Figure 1. (click on image to view or
download a full-size PDF version of the chart)
NIH's growth has been good for the life sciences, for which
NIH is by far the largest federal supporter. As shown in Figure 2, NIH
provides more tha 80 percent of all federal support for the life sciences
sub-disciplines of the biological sciences and medical sciences. NIH
is also the dominant federal supporter of psychology research. For other
science and engineering disciplines, NIH plays a relatively minor funding
role except for chemistry, for which the National Institute of General
Medical Sciences (NIGMS) is a major sponsor. Federal support for life
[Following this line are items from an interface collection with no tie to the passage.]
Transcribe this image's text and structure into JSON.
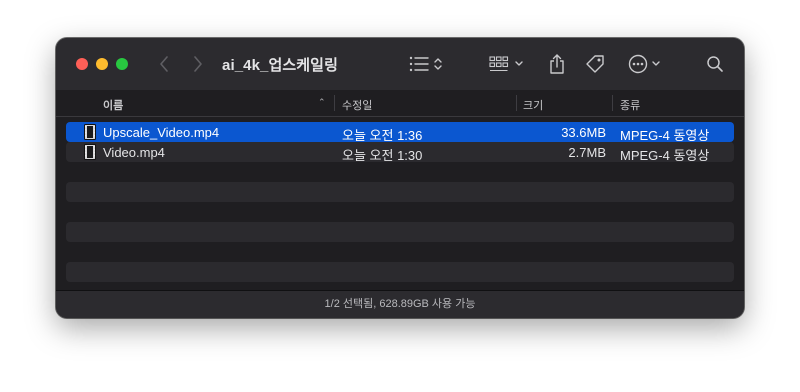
{
  "window": {
    "title": "ai_4k_업스케일링"
  },
  "toolbar": {
    "back_icon": "chevron-left-icon",
    "forward_icon": "chevron-right-icon",
    "view_icon": "list-view-icon",
    "group_icon": "grid-group-icon",
    "share_icon": "share-icon",
    "tag_icon": "tag-icon",
    "action_icon": "ellipsis-circle-icon",
    "search_icon": "search-icon"
  },
  "columns": {
    "name": "이름",
    "date": "수정일",
    "size": "크기",
    "kind": "종류"
  },
  "files": [
    {
      "name": "Upscale_Video.mp4",
      "date": "오늘 오전 1:36",
      "size": "33.6MB",
      "kind": "MPEG-4 동영상",
      "selected": true
    },
    {
      "name": "Video.mp4",
      "date": "오늘 오전 1:30",
      "size": "2.7MB",
      "kind": "MPEG-4 동영상",
      "selected": false
    }
  ],
  "status": {
    "text": "1/2 선택됨, 628.89GB 사용 가능"
  },
  "colors": {
    "selection": "#0b57d0",
    "window_bg": "#1f1e21",
    "toolbar_bg": "#2c2b2f"
  }
}
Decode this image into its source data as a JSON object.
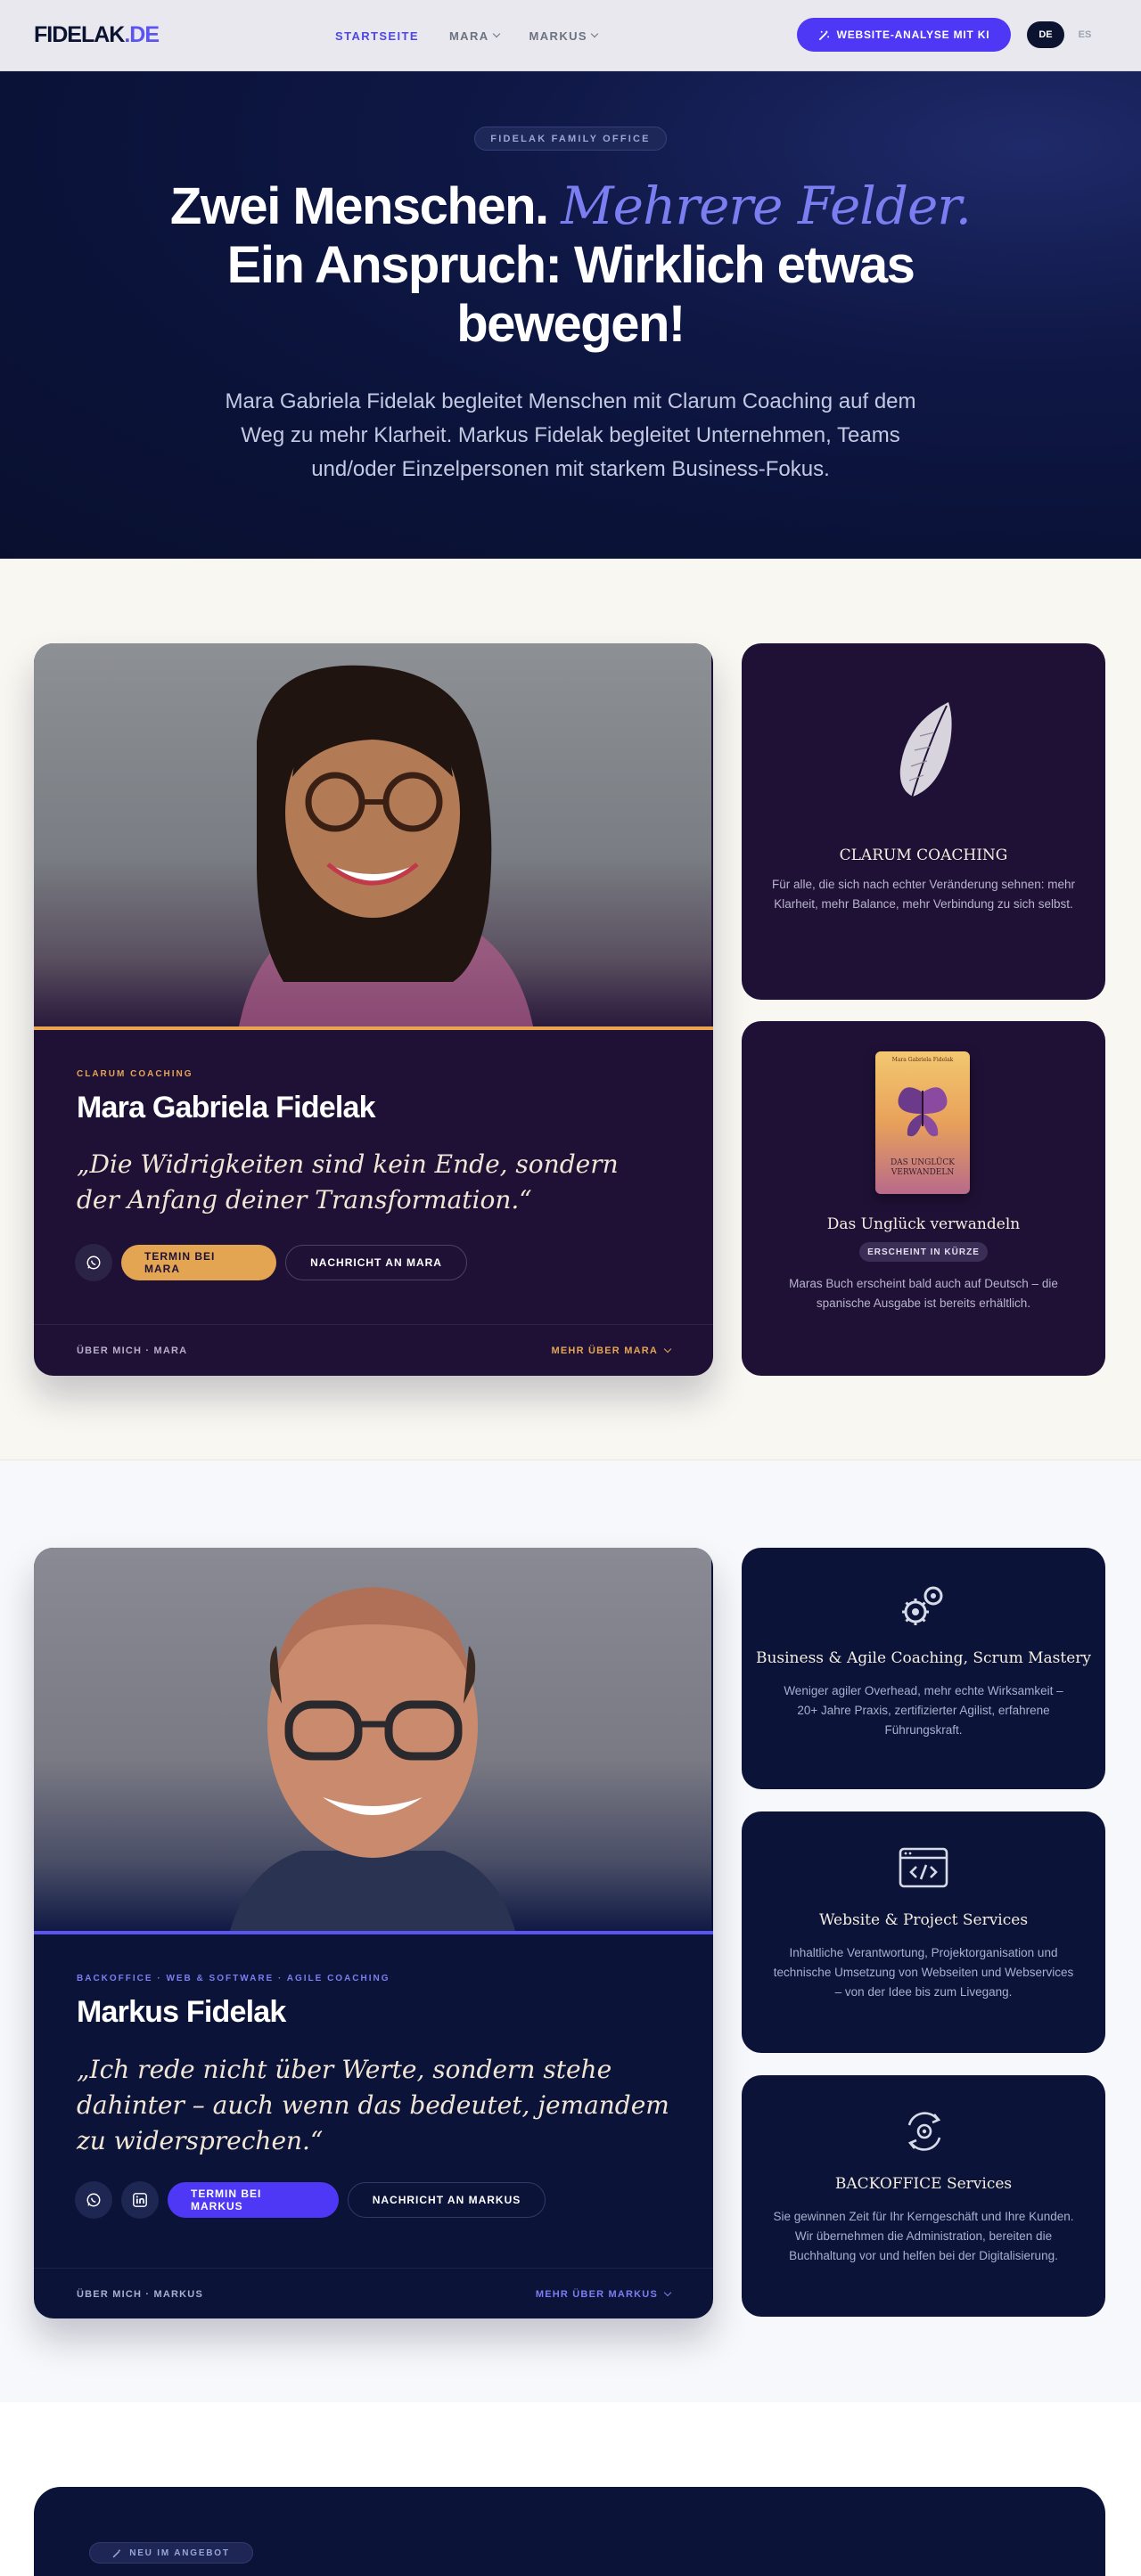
{
  "nav": {
    "logo_main": "FIDELAK",
    "logo_tld": ".DE",
    "links": [
      {
        "label": "STARTSEITE",
        "active": true,
        "dropdown": false
      },
      {
        "label": "MARA",
        "active": false,
        "dropdown": true
      },
      {
        "label": "MARKUS",
        "active": false,
        "dropdown": true
      }
    ],
    "cta_label": "WEBSITE-ANALYSE MIT KI",
    "languages": [
      {
        "label": "DE",
        "active": true
      },
      {
        "label": "ES",
        "active": false
      }
    ]
  },
  "hero": {
    "badge": "FIDELAK FAMILY OFFICE",
    "title_part1": "Zwei Menschen.",
    "title_accent": "Mehrere Felder.",
    "title_part2": "Ein Anspruch: Wirklich etwas bewegen!",
    "subtitle": "Mara Gabriela Fidelak begleitet Menschen mit Clarum Coaching auf dem Weg zu mehr Klarheit. Markus Fidelak begleitet Unternehmen, Teams und/oder Einzelpersonen mit starkem Business-Fokus."
  },
  "mara": {
    "eyebrow": "CLARUM COACHING",
    "name": "Mara Gabriela Fidelak",
    "quote": "„Die Widrigkeiten sind kein Ende, sondern der Anfang deiner Transformation.“",
    "btn_termin": "TERMIN BEI MARA",
    "btn_nachricht": "NACHRICHT AN MARA",
    "footer_left": "ÜBER MICH · MARA",
    "footer_right": "MEHR ÜBER MARA",
    "accent_color": "#e4a553"
  },
  "mara_side": [
    {
      "title": "CLARUM COACHING",
      "text": "Für alle, die sich nach echter Veränderung sehnen: mehr Klarheit, mehr Balance, mehr Verbindung zu sich selbst.",
      "icon": "leaf-icon"
    },
    {
      "title": "Das Unglück verwandeln",
      "pill": "ERSCHEINT IN KÜRZE",
      "text": "Maras Buch erscheint bald auch auf Deutsch – die spanische Ausgabe ist bereits erhältlich.",
      "icon": "book-cover",
      "book_text": "DAS UNGLÜCK VERWANDELN",
      "book_author": "Mara Gabriela Fidelak"
    }
  ],
  "markus": {
    "eyebrow": "BACKOFFICE · WEB & SOFTWARE · AGILE COACHING",
    "name": "Markus Fidelak",
    "quote": "„Ich rede nicht über Werte, sondern stehe dahinter – auch wenn das bedeutet, jemandem zu widersprechen.“",
    "btn_termin": "TERMIN BEI MARKUS",
    "btn_nachricht": "NACHRICHT AN MARKUS",
    "footer_left": "ÜBER MICH · MARKUS",
    "footer_right": "MEHR ÜBER MARKUS",
    "accent_color": "#5b54f0"
  },
  "markus_side": [
    {
      "title": "Business & Agile Coaching, Scrum Mastery",
      "text": "Weniger agiler Overhead, mehr echte Wirksamkeit – 20+ Jahre Praxis, zertifizierter Agilist, erfahrene Führungskraft.",
      "icon": "gears-icon"
    },
    {
      "title": "Website & Project Services",
      "text": "Inhaltliche Verantwortung, Projektorganisation und technische Umsetzung von Webseiten und Webservices – von der Idee bis zum Livegang.",
      "icon": "code-window-icon"
    },
    {
      "title": "BACKOFFICE Services",
      "text": "Sie gewinnen Zeit für Ihr Kerngeschäft und Ihre Kunden. Wir übernehmen die Administration, bereiten die Buchhaltung vor und helfen bei der Digitalisierung.",
      "icon": "cycle-gear-icon"
    }
  ],
  "bottom": {
    "badge": "NEU IM ANGEBOT"
  }
}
sciences has expanded dramatically over the past few decades, while
support for other disciplines, which rely on agencies other than NIH,
has stayed constant or declined.
NIH now accounts for two-thirds of all federal support
for R&D in colleges and universities. Figure 3 shows that a
majority of NIH R&D funds go to colleges and universities; because
of the size of the NIH budget in comparison to other federal agencies,
NIH is the dominant funding source for nearly all colleges and universities
with medical schools. NIH's intramural laboratories, mostly in Maryland,
perform a fifth of total NIH R&D. Nearly all of the 16 percent of
NIH's R&D which goes to 'other' performers (see Figure 3) goes to
independent nonprofit institutions, including non-university research
Figure 2. (click on image to view or
download a full-size PDF version of the chart)
Figure 3. (click on image to view or
download a full-size PDF version of the chart)
The final Labor-HHS bill was negotiated as part of a year-end omnibus appropriations bill bringing the FY 2001 budget process to a close. Although final funding levels for NIH and most other agencies within the bill had been settled months ago, congressional leaders delayed filing the final bill because of disputes over the level of education spending and non-appropriations provisions on ergonomics. Congressional leaders also withheld the bill to use as a legislative vehicle for other non-appropriations legislation. In the meanwhile, NIH and other agencies operated under a series of continuing resolutions (temporary appropriations bills) at FY 2000 funding levels. The bill was delayed into a lame-duck session, and only this past week was the final legislative package settled when President Clinton and Congress finally reached an agreement on education spending. The final Labor-HHS bill functions as an omnibus appropriations bill, incorporating three other bills that had already been given final approval by Congress but had either been vetoed by or never sent to the President. The bill also incorporates numerous other legislative provisions, including changes to the Medicare and Medicaid programs. The bill goes to President Clinton this week for his review and expected signature, and it may become the last bill he signs into law before he leaves office.
- December 18, 2000
AAAS R&D Budget and Policy Program
American Association for the Advancement of Science
1200 New York Ave, NW
Washington, DC 20005